The expression “when such evidence has been taken” appearing in Section 246 is significant and refers to the evidence that the prosecution is required to produce in terms of Section 244(1) of the Code.
There is nothing either in the provisions of Sections 244, 245 and 246 or any other provision of the Code for that matter to even remotely suggest that evidence which the Magistrate may have recorded at the stage of taking of cognizance and issuing of process against the accused under Chapter XV tantamounts to evidence that can be used by the Magistrate for purposes of framing of charges against the accused persons under Section 246 thereof without the same being produced under Section 244 of the Code.
The scheme of the two Chapters is totally different. While Chapter XV deals with the filing of complaints, examination of the complainant and the witnesses and taking of cognizance on the basis thereof with or without investigation and inquiry, Chapter XIX Part B deals with trial of warrant cases instituted otherwise than on a police report.
The trial of an accused under Chapter XIX and the evidence relevant to the same has no nexus proximate or otherwise with the evidence adduced at the initial stage where the Magistrate records depositions and examines the evidence for purposes of deciding whether a case for proceeding further has been made out.
All that may be said is that evidence that was adduced before a Magistrate at the stage of taking cognizance and summoning of the accused may often be the same as is adduced before the Court once the accused appears pursuant to the summons. There is, however, a qualitative difference between the approach that the Court adopts and the evidence adduced at the stage of taking cognizance and summoning the accused and that recorded at the trial.
The difference lies in the fact that while the former is a process that is conducted in the absence of the accused, the latter is undertaken in his presence with an opportunity to him to cross-examine the witnesses produced by the prosecution.
The whole object underlying recording of evidence under Section 244 after the accused has appeared is to ensure that not only does the accused have the opportunity to hear the evidence adduced against him, but also to defend himself by cross-examining the witnesses with a view to showing that the witness is either unreliable or that a statement made by him does not have any evidentiary value or that it does not incriminate him.
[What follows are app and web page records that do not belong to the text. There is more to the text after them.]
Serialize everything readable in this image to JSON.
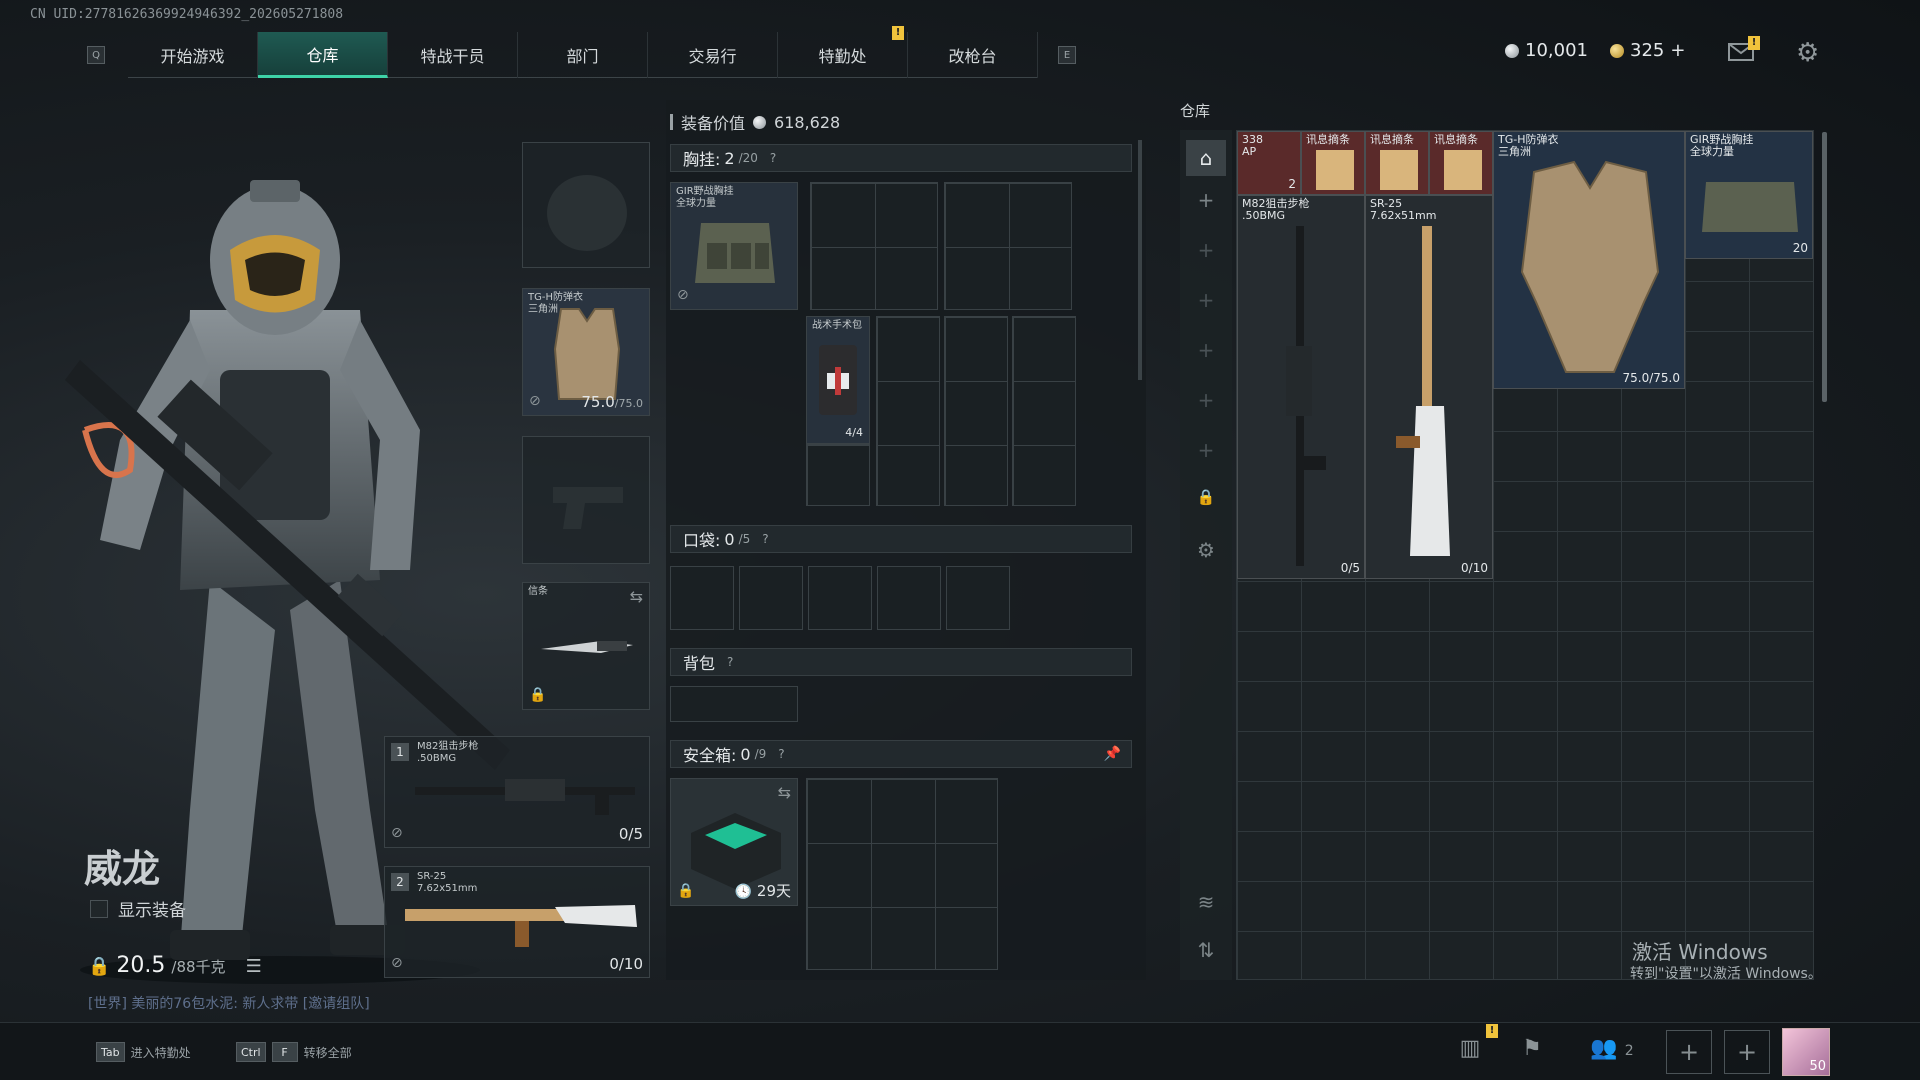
{
  "uid": "CN UID:27781626369924946392_202605271808",
  "nav": {
    "left_key": "Q",
    "right_key": "E",
    "tabs": [
      "开始游戏",
      "仓库",
      "特战干员",
      "部门",
      "交易行",
      "特勤处",
      "改枪台"
    ],
    "active_index": 1,
    "alert": "!"
  },
  "currency": {
    "silver": "10,001",
    "gold": "325",
    "gold_plus": "+"
  },
  "mail_alert": "!",
  "character": {
    "name": "威龙",
    "show_equipment": "显示装备",
    "weight_current": "20.5",
    "weight_max": "/88千克",
    "chat": "[世界] 美丽的76包水泥: 新人求带 [邀请组队]"
  },
  "slots": {
    "armor_label": "TG-H防弹衣\n三角洲",
    "armor_durability": "75.0",
    "armor_durability_max": "/75.0",
    "melee_label": "信条",
    "weapon1_index": "1",
    "weapon1_label": "M82狙击步枪\n.50BMG",
    "weapon1_ammo": "0/5",
    "weapon2_index": "2",
    "weapon2_label": "SR-25\n7.62x51mm",
    "weapon2_ammo": "0/10"
  },
  "middle": {
    "equip_value_label": "装备价值",
    "equip_value": "618,628",
    "chest": {
      "label": "胸挂:",
      "count": "2",
      "cap": "/20",
      "item_label": "GIR野战胸挂\n全球力量"
    },
    "medkit": {
      "label": "战术手术包",
      "count": "4/4"
    },
    "pocket": {
      "label": "口袋:",
      "count": "0",
      "cap": "/5"
    },
    "backpack": {
      "label": "背包"
    },
    "safebox": {
      "label": "安全箱:",
      "count": "0",
      "cap": "/9",
      "days": "29天"
    },
    "question": "?"
  },
  "warehouse": {
    "title": "仓库",
    "items": {
      "ammo_label": "338\nAP",
      "ammo_count": "2",
      "intel1": "讯息摘条",
      "intel2": "讯息摘条",
      "intel3": "讯息摘条",
      "armor_label": "TG-H防弹衣\n三角洲",
      "armor_durability": "75.0/75.0",
      "rig_label": "GIR野战胸挂\n全球力量",
      "rig_count": "20",
      "m82_label": "M82狙击步枪\n.50BMG",
      "m82_ammo": "0/5",
      "sr25_label": "SR-25\n7.62x51mm",
      "sr25_ammo": "0/10"
    }
  },
  "windows": {
    "line1": "激活 Windows",
    "line2": "转到\"设置\"以激活 Windows。"
  },
  "bottom": {
    "hint1_key": "Tab",
    "hint1": "进入特勤处",
    "hint2_key1": "Ctrl",
    "hint2_key2": "F",
    "hint2": "转移全部",
    "friends_count": "2",
    "avatar_level": "50",
    "stats_alert": "!"
  },
  "colors": {
    "accent": "#3ed3a8",
    "tab_active": "#1f5a52",
    "alert": "#f0c33c"
  }
}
Section 245 of the Code, as noticed earlier, empowers the Magistrate to discharge the accused if, upon taking of all the evidence referred to in Section 244, he considers that no case against the accused has been made out which may warrant his conviction.
Whether or not a case is made out against him, can be decided only when the accused is allowed to cross- examine the witnesses for otherwise he may not be in a position to demonstrate that no case is made out against him and thereby claim a discharge under Section 245 of the Code.
It is elementary that the ultimate quest in any judicial determination is to arrive at the truth, which is not possible unless the deposition of witnesses goes through the fire of cross-examination. In a criminal case, using a statement of a witness at the trial, without affording to the accused an opportunity to cross-examine, is tantamount to condemning him unheard.
Life and liberty of an individual recognised as the most valuable rights cannot be jeopardised leave alone taken away without conceding to the accused the right to question those deposing against him from the witness box.
Sunil Mehta vs State Of Gujarat (2013)